# Recorded data:

^^^^^^^^^^^^^^^^

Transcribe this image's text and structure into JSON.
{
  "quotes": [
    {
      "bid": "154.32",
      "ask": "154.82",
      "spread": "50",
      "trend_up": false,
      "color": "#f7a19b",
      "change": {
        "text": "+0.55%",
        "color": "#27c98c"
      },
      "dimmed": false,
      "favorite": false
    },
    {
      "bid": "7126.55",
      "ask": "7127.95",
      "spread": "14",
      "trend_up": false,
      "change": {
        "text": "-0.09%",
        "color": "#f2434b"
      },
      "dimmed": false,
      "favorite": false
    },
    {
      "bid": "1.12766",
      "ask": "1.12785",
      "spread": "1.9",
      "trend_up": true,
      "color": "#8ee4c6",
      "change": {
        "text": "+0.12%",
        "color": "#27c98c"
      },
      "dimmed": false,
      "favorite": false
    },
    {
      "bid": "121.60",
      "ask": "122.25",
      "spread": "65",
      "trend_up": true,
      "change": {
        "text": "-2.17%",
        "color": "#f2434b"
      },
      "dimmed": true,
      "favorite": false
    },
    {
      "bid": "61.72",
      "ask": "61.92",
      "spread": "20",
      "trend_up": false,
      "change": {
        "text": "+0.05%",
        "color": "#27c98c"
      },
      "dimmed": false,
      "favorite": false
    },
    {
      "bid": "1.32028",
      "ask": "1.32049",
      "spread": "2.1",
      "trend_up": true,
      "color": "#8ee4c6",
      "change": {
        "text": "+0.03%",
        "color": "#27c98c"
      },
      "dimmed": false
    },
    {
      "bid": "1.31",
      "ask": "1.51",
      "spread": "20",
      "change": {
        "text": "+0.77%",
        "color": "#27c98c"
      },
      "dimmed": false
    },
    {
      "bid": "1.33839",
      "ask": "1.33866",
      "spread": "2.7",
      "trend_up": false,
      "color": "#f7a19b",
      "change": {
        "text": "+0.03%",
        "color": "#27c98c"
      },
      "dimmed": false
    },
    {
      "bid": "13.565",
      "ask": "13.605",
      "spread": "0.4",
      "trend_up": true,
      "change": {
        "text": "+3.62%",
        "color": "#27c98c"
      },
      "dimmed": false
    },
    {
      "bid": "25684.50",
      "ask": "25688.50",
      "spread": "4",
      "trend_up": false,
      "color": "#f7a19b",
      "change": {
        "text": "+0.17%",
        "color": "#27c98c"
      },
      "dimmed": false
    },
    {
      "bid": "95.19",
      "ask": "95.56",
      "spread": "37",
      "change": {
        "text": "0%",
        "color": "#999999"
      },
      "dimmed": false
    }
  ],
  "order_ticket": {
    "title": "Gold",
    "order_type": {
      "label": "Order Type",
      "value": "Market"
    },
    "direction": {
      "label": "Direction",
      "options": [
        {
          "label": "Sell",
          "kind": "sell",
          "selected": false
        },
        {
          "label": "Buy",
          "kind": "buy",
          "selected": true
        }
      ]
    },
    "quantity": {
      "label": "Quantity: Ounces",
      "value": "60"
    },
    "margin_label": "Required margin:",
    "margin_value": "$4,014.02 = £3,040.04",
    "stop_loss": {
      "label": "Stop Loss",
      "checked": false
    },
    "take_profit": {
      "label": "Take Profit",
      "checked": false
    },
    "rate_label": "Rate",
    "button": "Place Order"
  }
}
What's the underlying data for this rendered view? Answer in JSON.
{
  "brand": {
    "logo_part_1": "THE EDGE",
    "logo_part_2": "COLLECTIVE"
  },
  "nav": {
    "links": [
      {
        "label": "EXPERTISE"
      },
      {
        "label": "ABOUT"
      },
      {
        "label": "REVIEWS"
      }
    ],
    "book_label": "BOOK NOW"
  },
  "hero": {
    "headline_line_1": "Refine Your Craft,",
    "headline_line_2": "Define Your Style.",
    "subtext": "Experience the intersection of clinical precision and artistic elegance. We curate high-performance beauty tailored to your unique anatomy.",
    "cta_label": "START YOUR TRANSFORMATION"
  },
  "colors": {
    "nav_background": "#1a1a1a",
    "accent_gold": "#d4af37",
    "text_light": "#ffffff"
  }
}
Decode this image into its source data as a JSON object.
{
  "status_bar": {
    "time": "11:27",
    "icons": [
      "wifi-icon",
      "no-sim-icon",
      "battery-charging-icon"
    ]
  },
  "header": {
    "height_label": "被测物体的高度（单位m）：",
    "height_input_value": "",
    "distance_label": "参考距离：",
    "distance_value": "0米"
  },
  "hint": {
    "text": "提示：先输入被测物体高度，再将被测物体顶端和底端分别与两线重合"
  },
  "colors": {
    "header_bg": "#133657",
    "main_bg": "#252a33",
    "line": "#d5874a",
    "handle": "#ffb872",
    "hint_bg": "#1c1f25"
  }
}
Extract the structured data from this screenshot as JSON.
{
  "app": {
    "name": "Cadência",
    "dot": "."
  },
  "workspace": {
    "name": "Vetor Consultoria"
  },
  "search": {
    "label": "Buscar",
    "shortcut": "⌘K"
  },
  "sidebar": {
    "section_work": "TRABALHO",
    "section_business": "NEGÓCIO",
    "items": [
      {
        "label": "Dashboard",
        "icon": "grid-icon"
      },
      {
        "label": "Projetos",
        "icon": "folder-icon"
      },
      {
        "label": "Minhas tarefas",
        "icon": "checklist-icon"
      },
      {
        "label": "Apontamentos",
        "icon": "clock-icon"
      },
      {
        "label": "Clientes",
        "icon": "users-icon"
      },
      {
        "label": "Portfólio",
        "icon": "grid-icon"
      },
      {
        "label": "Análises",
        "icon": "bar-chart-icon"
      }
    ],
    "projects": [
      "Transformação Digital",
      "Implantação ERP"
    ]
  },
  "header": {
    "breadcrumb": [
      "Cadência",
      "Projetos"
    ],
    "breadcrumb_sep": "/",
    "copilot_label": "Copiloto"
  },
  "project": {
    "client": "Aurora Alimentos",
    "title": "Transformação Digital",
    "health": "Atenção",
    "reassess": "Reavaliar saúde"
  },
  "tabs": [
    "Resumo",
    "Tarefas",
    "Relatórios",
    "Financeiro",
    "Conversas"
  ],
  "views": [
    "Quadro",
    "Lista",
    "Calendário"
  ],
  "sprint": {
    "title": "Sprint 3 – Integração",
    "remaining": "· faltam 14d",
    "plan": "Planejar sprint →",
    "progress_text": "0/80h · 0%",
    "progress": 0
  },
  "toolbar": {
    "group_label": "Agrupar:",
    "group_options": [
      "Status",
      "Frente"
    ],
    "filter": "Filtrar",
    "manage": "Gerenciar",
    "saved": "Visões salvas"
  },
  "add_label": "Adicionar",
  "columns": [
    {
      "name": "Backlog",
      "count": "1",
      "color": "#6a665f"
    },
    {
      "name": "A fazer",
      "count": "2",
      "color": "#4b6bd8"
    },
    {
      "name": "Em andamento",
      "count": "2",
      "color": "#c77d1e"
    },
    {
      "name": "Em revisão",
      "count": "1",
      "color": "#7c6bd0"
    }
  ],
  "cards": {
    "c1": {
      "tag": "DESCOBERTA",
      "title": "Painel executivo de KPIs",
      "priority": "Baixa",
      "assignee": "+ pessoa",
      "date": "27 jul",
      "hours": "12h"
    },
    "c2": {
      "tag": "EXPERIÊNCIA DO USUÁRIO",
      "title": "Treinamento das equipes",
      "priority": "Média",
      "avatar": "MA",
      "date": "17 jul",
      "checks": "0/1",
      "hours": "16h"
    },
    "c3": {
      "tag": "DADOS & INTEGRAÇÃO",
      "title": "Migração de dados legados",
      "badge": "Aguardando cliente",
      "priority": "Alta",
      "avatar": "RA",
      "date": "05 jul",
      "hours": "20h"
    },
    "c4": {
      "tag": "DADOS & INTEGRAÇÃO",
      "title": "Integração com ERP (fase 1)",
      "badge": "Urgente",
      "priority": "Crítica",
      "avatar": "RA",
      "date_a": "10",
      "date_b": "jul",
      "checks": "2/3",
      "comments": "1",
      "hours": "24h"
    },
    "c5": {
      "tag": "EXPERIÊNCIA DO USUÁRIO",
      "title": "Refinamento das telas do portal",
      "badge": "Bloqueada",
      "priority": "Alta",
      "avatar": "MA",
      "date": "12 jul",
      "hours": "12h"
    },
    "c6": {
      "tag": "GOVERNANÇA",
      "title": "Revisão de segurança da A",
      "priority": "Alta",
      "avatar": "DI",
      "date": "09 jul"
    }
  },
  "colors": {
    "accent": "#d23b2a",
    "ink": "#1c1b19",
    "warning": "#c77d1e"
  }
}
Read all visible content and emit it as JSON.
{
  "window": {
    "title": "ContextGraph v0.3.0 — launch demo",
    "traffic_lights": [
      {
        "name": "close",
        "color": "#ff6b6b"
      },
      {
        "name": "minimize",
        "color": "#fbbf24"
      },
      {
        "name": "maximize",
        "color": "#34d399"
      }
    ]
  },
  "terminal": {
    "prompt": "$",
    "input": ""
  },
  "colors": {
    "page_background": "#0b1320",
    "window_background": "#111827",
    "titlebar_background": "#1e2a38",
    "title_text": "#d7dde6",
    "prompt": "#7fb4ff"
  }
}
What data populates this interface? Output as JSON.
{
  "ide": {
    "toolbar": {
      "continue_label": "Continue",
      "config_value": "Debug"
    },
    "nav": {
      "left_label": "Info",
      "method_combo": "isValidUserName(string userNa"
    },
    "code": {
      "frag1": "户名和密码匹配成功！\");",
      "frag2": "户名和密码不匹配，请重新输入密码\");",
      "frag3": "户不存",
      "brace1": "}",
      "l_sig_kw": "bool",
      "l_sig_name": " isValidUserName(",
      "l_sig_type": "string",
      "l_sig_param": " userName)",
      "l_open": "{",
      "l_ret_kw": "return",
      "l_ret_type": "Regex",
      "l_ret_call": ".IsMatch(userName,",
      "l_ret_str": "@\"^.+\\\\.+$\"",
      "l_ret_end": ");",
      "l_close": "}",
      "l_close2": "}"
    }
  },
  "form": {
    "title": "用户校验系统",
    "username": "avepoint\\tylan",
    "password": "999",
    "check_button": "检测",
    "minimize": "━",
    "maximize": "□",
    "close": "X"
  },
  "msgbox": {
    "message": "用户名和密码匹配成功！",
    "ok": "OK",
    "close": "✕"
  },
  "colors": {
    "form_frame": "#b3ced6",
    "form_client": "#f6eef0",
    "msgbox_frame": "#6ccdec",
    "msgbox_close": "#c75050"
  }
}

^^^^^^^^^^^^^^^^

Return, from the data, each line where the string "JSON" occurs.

# Task response:
Transcribe this image's text and structure into JSON.
What's the underlying data for this rendered view? Answer in JSON.
Decode this image into its source data as a JSON object.
Extract the structured data from this screenshot as JSON.
Read all visible content and emit it as JSON.
What data populates this interface? Output as JSON.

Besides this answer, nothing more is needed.